Published on December 8, 2013
Lisa R. Savage, LCSW Ivy League trained mental health professional Trained in PCIT-Parent Child Interaction Therapist Specializes in mental health disorders among children and adolescents. She has a special interest in neuroscience and brain flexibility. Over 20 years experience
• S. Robin Gillis, MSMHC, brings a diverse professional background and years of broadbased experience in the Human Services/Mental Health field, along with a strong neuroscience-based training in child. Robin is a certified parent educator and childcare provider facilitator/trainer, specializing in child development (pre-natal through age 18 encompassing neuroscience with the four domains of development).
Parent-Child Interaction Improve your relationship with your child, learn skills to manage difficult behaviors
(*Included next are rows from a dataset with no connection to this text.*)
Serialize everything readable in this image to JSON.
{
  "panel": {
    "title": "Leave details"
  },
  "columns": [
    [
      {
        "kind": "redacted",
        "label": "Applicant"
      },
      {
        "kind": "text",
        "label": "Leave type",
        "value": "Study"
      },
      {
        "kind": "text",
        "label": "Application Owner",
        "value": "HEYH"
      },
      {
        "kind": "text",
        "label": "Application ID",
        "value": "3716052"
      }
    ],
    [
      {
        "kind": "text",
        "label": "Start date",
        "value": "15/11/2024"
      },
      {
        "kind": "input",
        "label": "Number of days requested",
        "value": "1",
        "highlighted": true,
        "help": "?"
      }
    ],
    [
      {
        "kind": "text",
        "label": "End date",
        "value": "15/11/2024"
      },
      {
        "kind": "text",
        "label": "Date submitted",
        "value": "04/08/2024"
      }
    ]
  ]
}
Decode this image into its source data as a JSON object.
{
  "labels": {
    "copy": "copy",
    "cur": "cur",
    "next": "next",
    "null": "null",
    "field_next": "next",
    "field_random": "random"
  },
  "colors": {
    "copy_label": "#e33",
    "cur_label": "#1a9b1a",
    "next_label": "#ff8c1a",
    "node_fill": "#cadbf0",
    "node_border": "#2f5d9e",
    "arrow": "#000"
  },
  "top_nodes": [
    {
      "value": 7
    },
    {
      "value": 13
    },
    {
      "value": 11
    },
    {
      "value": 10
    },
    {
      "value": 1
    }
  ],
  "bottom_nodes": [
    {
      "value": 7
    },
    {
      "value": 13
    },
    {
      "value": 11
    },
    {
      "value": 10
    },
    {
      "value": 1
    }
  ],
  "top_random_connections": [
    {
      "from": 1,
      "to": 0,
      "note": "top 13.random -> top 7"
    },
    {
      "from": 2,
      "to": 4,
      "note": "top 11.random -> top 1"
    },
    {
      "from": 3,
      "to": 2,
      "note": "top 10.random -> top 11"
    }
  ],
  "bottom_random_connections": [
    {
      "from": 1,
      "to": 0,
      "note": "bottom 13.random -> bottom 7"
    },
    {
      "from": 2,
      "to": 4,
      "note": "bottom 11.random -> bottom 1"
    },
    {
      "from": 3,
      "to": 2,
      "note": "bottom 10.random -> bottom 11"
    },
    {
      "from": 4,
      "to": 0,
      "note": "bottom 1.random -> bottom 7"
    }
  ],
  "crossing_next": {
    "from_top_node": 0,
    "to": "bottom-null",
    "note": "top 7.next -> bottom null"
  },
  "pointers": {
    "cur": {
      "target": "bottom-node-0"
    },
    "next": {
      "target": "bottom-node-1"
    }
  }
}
Familiar Scenarios • 2 year old Johnny has temper tantrums. He has a difficult time when his parents tell him, ‘no’. He has been put out of two day care centers. He has great difficulty listening. • 7 year old Sally has always had aggressive behaviors at home and school. She is disrespectful to most adults and does not listen. Her parents experience a high level of stress in trying to manage her challenging behaviors.
The Challenge • Most parents want to do their best and give their children what they need to be successful. • Every child is born with a different temperament—some are easy going, yet others present challenges and typical parenting skills just don’t work. • Parents might find that what works with one child does not work with another child. They may experience frustration, stress and hopelessness, because nothing seems to work.
Why this type of parent coaching works • It is scientifically supported with proven techniques that give special attention to the relationship between parent and child and will improve the challenging behaviors. • It involves teaching and coaching parents to use specific skills to improve behavior, empower parents, and make parenting more enjoyable.
Who is a good candidate for parent coaching? • Families with children ages 2-8 years old • Children who act out at home and school as well as other settings • • • • • • • Physically and/or verbally aggressive behavior. Defiant behavior Difficulty following directions temper tantrums Swearing Oppositional behaviors Currently living with one or both of their parents (the program is also suited for foster and adoptive parents)
Improved Relationships • Parents are taught and coached on how to decrease negative interactions with their child. • Parents learn consistent, positive and supportive communication to use with their child. • Parents will be taught specialized play skills to practice at home with their child.
Improve listening and obeying • Parents are taught and coached to understand the elements of discipline and difficult behavior management • They learn how to manage challenging behaviors at home and in other settings.
Other Positive changes to expect • Increase in appropriate behavior • Decrease in behaviors such as, lying, hitting, biting • Child will feel more secure and positive about self. • Parents will learn consistent and predictable ways of responding to inappropriate behaviors. • Less stress in the family
How the process works—Assessment Phase • There are three specific phases in this training. • In the initial phase, parents will complete a behavior rating scale. This will help to assess how severe the problem is. The behavior scale will be administered at different intervals in the coaching to make sure progress is being made. Next, the parent coach will observe the parent and child engage in three (5) minute play exercises. While they are playing, the therapist will be taking notes to share with the parent. • Next, the coach will meet with the parent to discuss the findings, as well as begin teaching the specific skills. • Parents will need to commit to spending time playing with their child five minutes every night using the skills.
Phase 1-Child Directed Interaction • Parent and child will play while coach observes their interactions. • Coach will guide parent to using specific skills during the play time. • Coach will be recording how parent uses skills • Parents will learn to master skills with the guidance of the coach. • Once mastery has been met, participants will be moved to the second phase
Phase 2-Parent Directed interaction • The discipline phase—parents will learn skills to improve compliance with their child. • Learn how to give effective commands that your child will obey. • What to do when your child doesn’t listen. • Learn and practice specialized time out • Parent coach will guide you through this process until you’ve mastered all of the steps.
Ending Phase • Parent will have mastered the skills in the two stages • Feel comfortable to use skills without the parent coach • There will be a significant decrease in the behavior scale